Just as many humans have a tendency to get heavier as they get older, so do dogs. Obesity is not just a common problem for older dogs, it’s a common problem for many dogs in general, due to overfeeding and lack of exercise. Nevertheless, as dog ages, their activity levels and metabolism will drop. It’s important to make sure your dog is on the right diet and getting enough exercise, no matter how old they are.
Don’t be surprised if your senior dog seems a bit more confused and forgetful than they used to be. As a dog ages, cognitive decline is virtually inevitable. You can also expect changes in your dogs mood and behavior. For example, they may become disinterested and cranky.
Tooth Decay and Gum Disease
Poor oral health is one of the most common ailments old dogs deal with. However, tooth decay and gingivitis in dogs is actually preventable. You may not know this, but you should be brushing your dog’s teeth every day, especially after they reach adulthood – just don’t use human tooth paste!
Kidney failure is one of the most serious types of health problems older dogs face. There’s not much you can do to prevent it, or cure it after it’s gone on for too long, but if your vet detects kidney disease early on through urine tests, their are treatments your dog can go on to manage it. The best thing you can do to minimize the risk of your dog’s kidneys failing is to never give them any kind of medicine without consulting their vet.
Loss of Hearing and Vision
As dogs get older, they have a tendency to lose their hearing and/or vision. While most dogs won’t completely lose these senses, don’t be surprised if you have to start whistling a lot louder for your pooch to come back to you. If you notice your dog is becoming hearing or vision impaired, you should keep an extra eye on because they’ll have a harder time avoiding potential dangers – e.g., a car pulling into the driveway.
Tumors and Other Growths
Most dogs will develop some type of growth – or many – on their body as they age. While these growths are usually benign and nothing to be alarmed about, it’s still a good idea to have a vet look them.
Congestive Heart Failure
Like kidney failure, congestive heart failure is another serious health problem your dog is at risk for as they age. The easiest way to tell if your dog might have a problem with their heart is if they are excessively coughing and/or having a hard time breathing. If you notice your senior dog exhibiting either of those symptoms, you should get them to a vet right away so they can be diagnosed and begin treatment.
Once again, just like people, one of the most common ailments affecting old dogs is arthritis. If you notice your senior dog has a hard time getting up, lying down, going up stairs, etc… the reason is osteoarthritis. It simply hurts their joints to move around. The good news is there are anti-inflammatory supplements and medications your vet can prescribe to ease your dog’s pain.

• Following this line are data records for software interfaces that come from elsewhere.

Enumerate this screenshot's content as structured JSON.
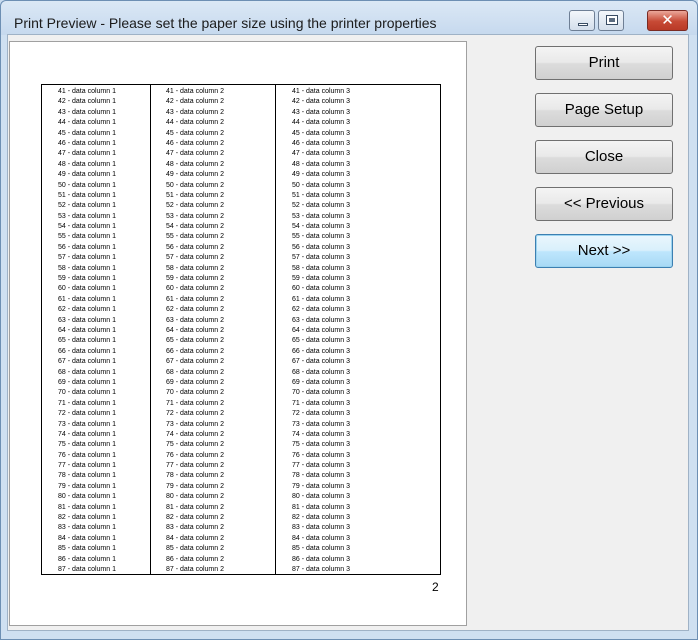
{
  "window": {
    "title": "Print Preview - Please set the paper size using the printer properties",
    "minimize_glyph": "",
    "close_glyph": "✕"
  },
  "preview": {
    "page_number": "2",
    "columns": [
      {
        "suffix": " - data column 1"
      },
      {
        "suffix": " - data column 2"
      },
      {
        "suffix": " - data column 3"
      }
    ],
    "row_start": 41,
    "row_end": 87
  },
  "buttons": {
    "print": "Print",
    "page_setup": "Page Setup",
    "close": "Close",
    "previous": "<< Previous",
    "next": "Next >>"
  }
}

- Why I Give My Dog Fish Oil for Arthritis Instead of Flaxseed Oil and Glucosamine - August 27, 2021
- Why I Feed My Dogs Dry Roasted Cashews (Health Benefits + Recipe) - August 22, 2021
- Why I Feed My Dogs Mashed Sweet Potatoes (Health Benefits + Recipe) - August 19, 2021